Waterproof vs. Non-Waterproof Boxes

Waterproof Fly Boxes

Most waterproof fly boxes have a rubber gasket and a latch. This allows them to be submersible without getting your flies wet. This is really handy for wade fisherman and float fisherman – if your fly box gets submerged, you know that your flies will stay dry.

Waterproof fly boxes tend to cost more, since the rubber gasket and latch add extra components. However, lots of fly anglers are willing to pay a premium for these. Keeping your flies dry is pretty important – if they stay wet for a long time, they will start to rust.

Non-Waterproof Fly Boxes

Most standard fly boxes are non-waterproof. These boxes don’t have a gasket or a latch. If they do get submerged, the flies inside will get wet. This isn’t a huge deal, as long as you dry them out when you get home. When I accidentally submerge a fly box, I just open it up and let it sit once i’m home. The flies will dry out in no time.

The big downside of non-waterproof fly boxes is for saltwater fly fisherman. If your flies get submerged in the saltwater and don’t get washed, they will corrode pretty fast. Bonefish, Permit and Tarpon anglers will usually opt for a waterproof fly box.

Nymph/Dry Fly vs. Streamer Boxes

Nymph/Dry Fly Boxes

Most nymph and dry fly boxes are usually smaller than streamer boxes. The slits are smaller and are meant to hold nymphs or dries, usually from sizes #10-#24. With these boxes, you can pack a lot of nymphs or dries in per row, which is a big advantage. These boxes can often hold hundreds of flies at once. Some have pre-made slits installed, while others just have a foam pad. I prefer the slits, as it keeps me more organized.

Streamer Fly Boxes

Streamer boxes are usually much larger than nymph boxes. They are meant to hold larger flies, from sizes #2-#10. These boxes have larger slits, and they are thicker than nymph boxes. Streamers often have lots of bulk, so these boxes need to be thicker.

Streamers take up a lot of space. Even just 2 dozen streamers can fill up a large fly box.
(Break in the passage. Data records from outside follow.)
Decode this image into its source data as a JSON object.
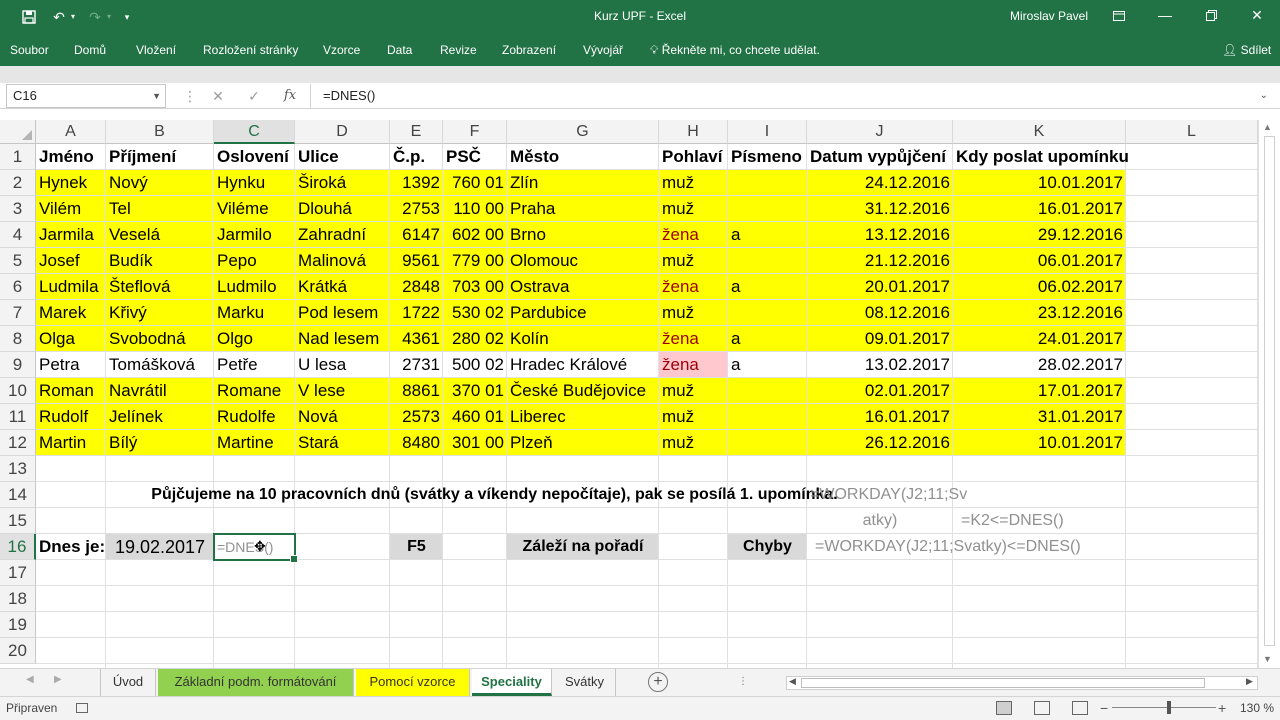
{
  "window": {
    "title": "Kurz UPF  -  Excel",
    "user": "Miroslav Pavel",
    "icons": [
      "save-icon",
      "undo-icon",
      "redo-icon",
      "customize-icon",
      "ribbon-display-icon",
      "minimize-icon",
      "restore-icon",
      "close-icon"
    ]
  },
  "ribbon": {
    "tabs": [
      "Soubor",
      "Domů",
      "Vložení",
      "Rozložení stránky",
      "Vzorce",
      "Data",
      "Revize",
      "Zobrazení",
      "Vývojář"
    ],
    "tell_me": "Řekněte mi, co chcete udělat.",
    "share": "Sdílet"
  },
  "formula_bar": {
    "name_box": "C16",
    "formula": "=DNES()"
  },
  "columns": [
    "A",
    "B",
    "C",
    "D",
    "E",
    "F",
    "G",
    "H",
    "I",
    "J",
    "K",
    "L"
  ],
  "selected_column": "C",
  "rows": [
    "1",
    "2",
    "3",
    "4",
    "5",
    "6",
    "7",
    "8",
    "9",
    "10",
    "11",
    "12",
    "13",
    "14",
    "15",
    "16",
    "17",
    "18",
    "19",
    "20"
  ],
  "selected_row": "16",
  "colors": {
    "accent": "#217346",
    "yellow_fill": "#ffff00",
    "pink_fill": "#ffc7ce",
    "red_text": "#9c0006",
    "gray_fill": "#d9d9d9"
  },
  "header_row": [
    "Jméno",
    "Příjmení",
    "Oslovení",
    "Ulice",
    "Č.p.",
    "PSČ",
    "Město",
    "Pohlaví",
    "Písmeno",
    "Datum vypůjčení",
    "Kdy poslat upomínku"
  ],
  "data_rows": [
    [
      "Hynek",
      "Nový",
      "Hynku",
      "Široká",
      "1392",
      "760 01",
      "Zlín",
      "muž",
      "",
      "24.12.2016",
      "10.01.2017"
    ],
    [
      "Vilém",
      "Tel",
      "Viléme",
      "Dlouhá",
      "2753",
      "110 00",
      "Praha",
      "muž",
      "",
      "31.12.2016",
      "16.01.2017"
    ],
    [
      "Jarmila",
      "Veselá",
      "Jarmilo",
      "Zahradní",
      "6147",
      "602 00",
      "Brno",
      "žena",
      "a",
      "13.12.2016",
      "29.12.2016"
    ],
    [
      "Josef",
      "Budík",
      "Pepo",
      "Malinová",
      "9561",
      "779 00",
      "Olomouc",
      "muž",
      "",
      "21.12.2016",
      "06.01.2017"
    ],
    [
      "Ludmila",
      "Šteflová",
      "Ludmilo",
      "Krátká",
      "2848",
      "703 00",
      "Ostrava",
      "žena",
      "a",
      "20.01.2017",
      "06.02.2017"
    ],
    [
      "Marek",
      "Křivý",
      "Marku",
      "Pod lesem",
      "1722",
      "530 02",
      "Pardubice",
      "muž",
      "",
      "08.12.2016",
      "23.12.2016"
    ],
    [
      "Olga",
      "Svobodná",
      "Olgo",
      "Nad lesem",
      "4361",
      "280 02",
      "Kolín",
      "žena",
      "a",
      "09.01.2017",
      "24.01.2017"
    ],
    [
      "Petra",
      "Tomášková",
      "Petře",
      "U lesa",
      "2731",
      "500 02",
      "Hradec Králové",
      "žena",
      "a",
      "13.02.2017",
      "28.02.2017"
    ],
    [
      "Roman",
      "Navrátil",
      "Romane",
      "V lese",
      "8861",
      "370 01",
      "České Budějovice",
      "muž",
      "",
      "02.01.2017",
      "17.01.2017"
    ],
    [
      "Rudolf",
      "Jelínek",
      "Rudolfe",
      "Nová",
      "2573",
      "460 01",
      "Liberec",
      "muž",
      "",
      "16.01.2017",
      "31.01.2017"
    ],
    [
      "Martin",
      "Bílý",
      "Martine",
      "Stará",
      "8480",
      "301 00",
      "Plzeň",
      "muž",
      "",
      "26.12.2016",
      "10.01.2017"
    ]
  ],
  "notes": {
    "row14": "Půjčujeme na 10 pracovních dnů (svátky a víkendy nepočítaje), pak se posílá 1. upomínka.",
    "j14_line1": "=WORKDAY(J2;11;Sv",
    "j15_line2": "atky)",
    "k15": "=K2<=DNES()",
    "a16": "Dnes je:",
    "b16": "19.02.2017",
    "c16": "=DNES()",
    "e16": "F5",
    "g16": "Záleží na pořadí",
    "i16": "Chyby",
    "j16": "=WORKDAY(J2;11;Svatky)<=DNES()"
  },
  "sheet_tabs": {
    "items": [
      "Úvod",
      "Základní podm. formátování",
      "Pomocí vzorce",
      "Speciality",
      "Svátky"
    ],
    "active": "Speciality"
  },
  "status_bar": {
    "ready": "Připraven",
    "zoom_percent": 130,
    "zoom_label": "130 %"
  }
}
As you can see below, just a handful of streamers almost fills the box entirely.

Some anglers opt for boat boxes, which are the largest streamer boxes available. These are stored on a drift boat or raft, because they’re too large to fit inside of a fishing pack.
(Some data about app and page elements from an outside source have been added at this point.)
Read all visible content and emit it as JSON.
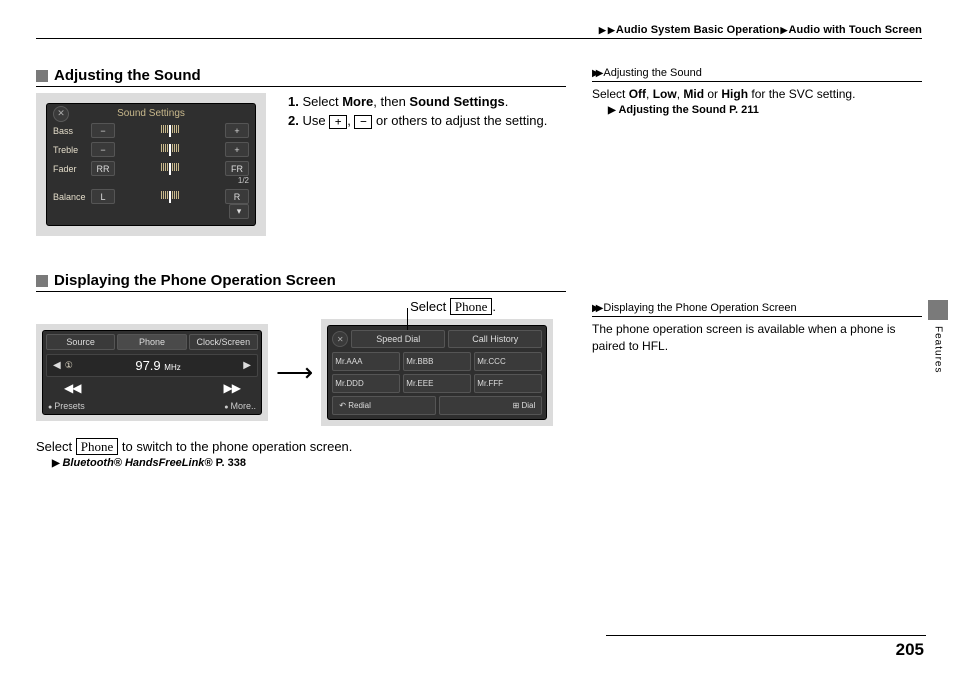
{
  "breadcrumb": {
    "a": "Audio System Basic Operation",
    "b": "Audio with Touch Screen"
  },
  "section1": {
    "title": "Adjusting the Sound",
    "step1_pre": "Select ",
    "step1_b1": "More",
    "step1_mid": ", then ",
    "step1_b2": "Sound Settings",
    "step1_post": ".",
    "step2_pre": "Use ",
    "key_plus": "+",
    "step2_comma": ", ",
    "key_minus": "−",
    "step2_post": " or others to adjust the setting."
  },
  "sound_screen": {
    "title": "Sound Settings",
    "rows": [
      {
        "label": "Bass",
        "l": "−",
        "r": "+"
      },
      {
        "label": "Treble",
        "l": "−",
        "r": "+"
      },
      {
        "label": "Fader",
        "l": "RR",
        "r": "FR"
      },
      {
        "label": "Balance",
        "l": "L",
        "r": "R"
      }
    ],
    "page": "1/2"
  },
  "section2": {
    "title": "Displaying the Phone Operation Screen",
    "callout_pre": "Select ",
    "phone_btn": "Phone",
    "callout_post": ".",
    "foot_pre": "Select ",
    "foot_post": " to switch to the phone operation screen.",
    "ref": "Bluetooth® HandsFreeLink®",
    "ref_page": "P. 338"
  },
  "radio_screen": {
    "tabs": [
      "Source",
      "Phone",
      "Clock/Screen"
    ],
    "freq": "97.9",
    "unit": "MHz",
    "bottom": [
      "Presets",
      "More.."
    ]
  },
  "phone_screen": {
    "tabs": [
      "Speed Dial",
      "Call History"
    ],
    "cells": [
      "Mr.AAA",
      "Mr.BBB",
      "Mr.CCC",
      "Mr.DDD",
      "Mr.EEE",
      "Mr.FFF"
    ],
    "redial": "Redial",
    "dial": "Dial"
  },
  "side1": {
    "head": "Adjusting the Sound",
    "body_pre": "Select ",
    "b1": "Off",
    "c1": ", ",
    "b2": "Low",
    "c2": ", ",
    "b3": "Mid",
    "c3": " or ",
    "b4": "High",
    "body_post": " for the SVC setting.",
    "ref": "Adjusting the Sound",
    "ref_page": "P. 211"
  },
  "side2": {
    "head": "Displaying the Phone Operation Screen",
    "body": "The phone operation screen is available when a phone is paired to HFL."
  },
  "side_tab": "Features",
  "page_number": "205"
}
My personal streamer box is more on the medium side. It can fit into my waist pack, and it works in the boat as well. It is about half the size of a boat box.

My Favorite Nymph/Dry Fly Box
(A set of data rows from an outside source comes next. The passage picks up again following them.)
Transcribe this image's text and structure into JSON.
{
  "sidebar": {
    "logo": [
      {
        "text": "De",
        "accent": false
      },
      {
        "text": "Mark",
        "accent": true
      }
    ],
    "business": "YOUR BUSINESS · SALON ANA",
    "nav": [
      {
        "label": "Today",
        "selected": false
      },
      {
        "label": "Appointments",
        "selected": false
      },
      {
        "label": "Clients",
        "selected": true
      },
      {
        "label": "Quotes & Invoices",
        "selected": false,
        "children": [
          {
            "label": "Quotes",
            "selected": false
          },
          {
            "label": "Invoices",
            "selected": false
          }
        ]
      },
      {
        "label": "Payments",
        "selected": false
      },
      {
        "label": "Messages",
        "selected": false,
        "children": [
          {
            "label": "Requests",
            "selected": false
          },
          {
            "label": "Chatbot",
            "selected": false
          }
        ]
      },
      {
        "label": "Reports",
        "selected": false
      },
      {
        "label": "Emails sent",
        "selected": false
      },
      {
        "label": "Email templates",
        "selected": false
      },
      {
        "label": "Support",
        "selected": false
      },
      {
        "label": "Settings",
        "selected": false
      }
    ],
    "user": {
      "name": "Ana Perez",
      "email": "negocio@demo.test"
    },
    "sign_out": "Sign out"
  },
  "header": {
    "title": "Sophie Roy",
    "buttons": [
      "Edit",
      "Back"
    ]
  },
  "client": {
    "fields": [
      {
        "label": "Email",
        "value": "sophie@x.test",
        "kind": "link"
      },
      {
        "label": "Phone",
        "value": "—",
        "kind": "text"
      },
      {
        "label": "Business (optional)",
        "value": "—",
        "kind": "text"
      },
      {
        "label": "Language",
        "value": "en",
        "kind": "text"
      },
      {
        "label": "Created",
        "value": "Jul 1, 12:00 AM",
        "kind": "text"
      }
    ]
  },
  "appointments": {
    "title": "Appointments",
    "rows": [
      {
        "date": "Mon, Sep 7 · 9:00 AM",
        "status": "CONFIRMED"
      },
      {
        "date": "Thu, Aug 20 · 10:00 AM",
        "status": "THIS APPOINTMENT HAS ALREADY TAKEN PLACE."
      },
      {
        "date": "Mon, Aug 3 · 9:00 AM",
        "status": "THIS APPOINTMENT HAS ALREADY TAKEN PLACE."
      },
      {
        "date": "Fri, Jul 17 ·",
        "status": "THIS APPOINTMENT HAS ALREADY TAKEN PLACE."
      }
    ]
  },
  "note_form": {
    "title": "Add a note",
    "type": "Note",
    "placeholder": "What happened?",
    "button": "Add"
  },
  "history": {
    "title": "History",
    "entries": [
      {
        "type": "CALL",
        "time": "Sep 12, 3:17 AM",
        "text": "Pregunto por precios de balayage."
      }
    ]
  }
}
The Tacky Original is still my favorite nymph and dry fly box. The silicone inserts are very high quality, and the magnet closure makes it easy to use. They are available in single sided and double sided models – which hold 168 flies and 336 flies, respectively. They measure 8″x4″x1″ – which allows them to fit in most fishing packs.

Although they aren’t waterproof, I really enjoy the simplicity of them. They hold a ton of flies, and they’re really slim. I can fit several into my waist pack without a problem. I would say at least half of my boxes are Tacky Originals – I just love them.

My Favorite Streamer Fly Box

My all time favorite streamer box is the Cliff Outdoors Bugger Barn. It is a medium sized streamer box that is super easy to use. The slits run for the length of the box, and you can just slide your streamer hooks right in. They can hold smaller streamers, but they also hold articulated streamers very well.

The dimensions are 8 3/4″ X 4 1/2″ X 1 1/2″. It can fit into most packs with ease, even though it’s a bit on the larger side.

Cliff Outdoors company is one of the leaders in streamer box design. From their Bugger Barn to their Bugger Beasts, they have a size of box for every angler. The blue foam is extremely high quality, and the plastic shell is tough as nails.

These boxes can easily last for a lifetime of angling. They are tough to break, and they can take a beating.

Conclusion

As you can see, there are many options when it comes to fly boxes. The main features to consider are:

  • Foam inserts vs Silicone inserts
  • Waterproof vs Non-Waterproof
  • Nymph/dry vs Streamer boxes (small or large)

Many of us end up with several fly boxes for different fly assortments. Having a few nymph, dry fly and streamer boxes will ensure you’re more prepared on the water. However, these can take some time (and money) to start accumulating.